To prepare for the long term, service biologists and managers are working with other agencies and academic researchers to address drought impacts and water management needs on a landscape scale, employing new and creative planning and management approaches. In California’s Central Valley, Dan Frisk, Project Leader at the 68,000-acre Sacramento NWR Complex, is looking for tools to prepare the refuge for the future by expanding the refuge’s traditional partners to include the California Landscape Conservation Cooperative (LCC) and its Central Valley Landscape Conservation Design (CVLCD) Project. The CVLCD project engages managers and scientists who have been working for decades on conservation in the Central Valley, including state, federal and local agencies, non-profits and existing partnerships.

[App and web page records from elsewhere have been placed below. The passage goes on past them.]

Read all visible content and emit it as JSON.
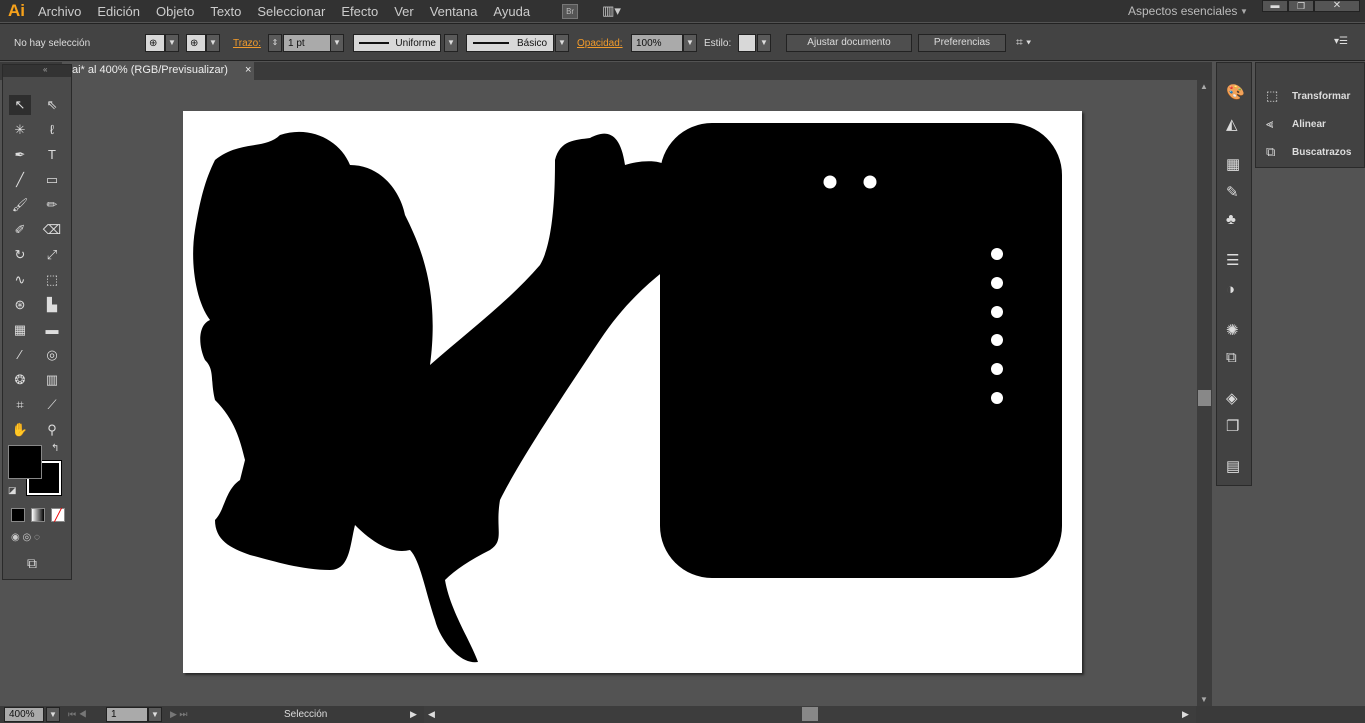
{
  "app": {
    "logo": "Ai",
    "workspace": "Aspectos esenciales"
  },
  "menu": [
    "Archivo",
    "Edición",
    "Objeto",
    "Texto",
    "Seleccionar",
    "Efecto",
    "Ver",
    "Ventana",
    "Ayuda"
  ],
  "bridge": "Br",
  "control": {
    "selection": "No hay selección",
    "stroke_label": "Trazo:",
    "stroke_value": "1 pt",
    "profile": "Uniforme",
    "brush": "Básico",
    "opacity_label": "Opacidad:",
    "opacity_value": "100%",
    "style_label": "Estilo:",
    "fit_button": "Ajustar documento",
    "prefs_button": "Preferencias"
  },
  "document_tab": {
    "title": "ai* al 400% (RGB/Previsualizar)",
    "close": "×"
  },
  "panels": [
    {
      "label": "Transformar"
    },
    {
      "label": "Alinear"
    },
    {
      "label": "Buscatrazos"
    }
  ],
  "status": {
    "zoom": "400%",
    "page": "1",
    "tool": "Selección"
  }
}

The CVLCD process began with a scenario exercise that produced a set of four plausible but very different futures for the region. The resulting “Central Valley Future Scenarios” provide a basis for selecting useful management options in spite of uncertainty over which future will play out over the next 50 years. The partnership next identified a list of priority natural resources—a list of habitats, groups of species and individual species whose health would scale up to a functioning network of ecosystems for the Central Valley. Experts then came together to assess the vulnerability of the priority habitats and species to changes described in the future scenarios. The next step for the partnership is to develop adaptation strategies and a set of maps to guide climate-smart actions in the future.
By working creatively with partners through LCCs, Service biologists and managers are increasingly developing and implementing landscape conservation designs that will enhance the resilience of trust resources to drought and other stressors for the foreseeable future.
Dr. Johnson presented on drought and natural resources management at RNRF’s Congress on Sustaining Western Water in December 2015. Visit the congress website for more information, including speaker presentations and videos.
Cook, B.I., Ault, T.R., & Smerdon, J.E. (2015). Unprecedented 21st century drought risk in the American Southwest and Central Plains. Science Advances, 1(1). http://advances.sciencemag.org/content/1/1/e1400082